The heat generated during orthopedic surgery can cause thermal damage to bone cells, leading to cell necrosis, death, and bone resorption. In this study, the drill-exit surface in cortical bone drilling was firstly investigated by infrared thermography to understand the thermal characteristics of bone cutting. In order to mimic the short-term thermal condition of high temperature during surgical cutting, the osteoblasts were exposed to heat shock for short periods of time to investigate the effect of cutting heat on the bone. Necrosis and apoptosis were investigated immediately after heat shock for 2 s, 5 s, and 15 s at 50 °C, 60 °C, 70 °C, and 80 °C, respectively. The cells were then incubated for 4 days at 37 °C and analyzed by fluorescein annexin V-FITC/PI double staining. The temperature and heat-duration were precisely controlled by a novel heating approach. In comparison to the control group (37 °C), immediate necrotic and apoptotic response to heat shock was found in cells exposed to 50 °C for 5 s (11.8%, p<0.05); however, the response was negligible in cells exposed to 50 °C for 2 s. In addition, recovery was found in the group exposed to 50 °C and 60 °C for 2 s (p ≤ 0.05) after incubation for 4 days. Cell damage depends on the magnitude and duration of heat exposure. These findings provide fundamental knowledge for future developments of surgical tool design and cutting methods.
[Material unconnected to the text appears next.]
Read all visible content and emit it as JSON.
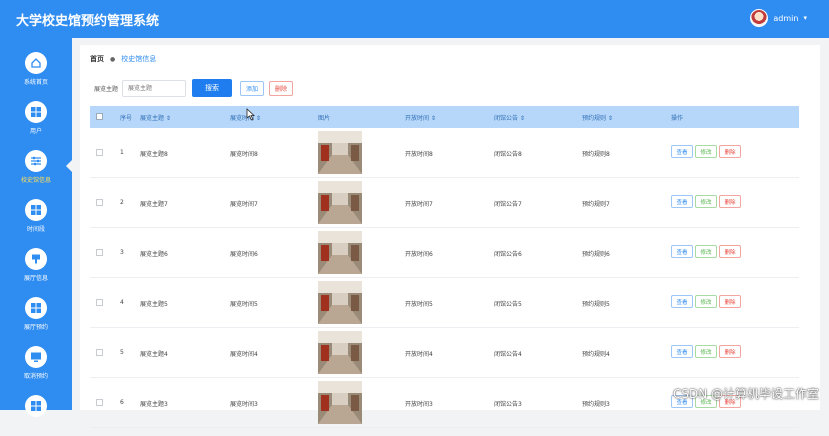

Keywords: Apoptosis Bone Drilling Surgical cutting Thermal necrosis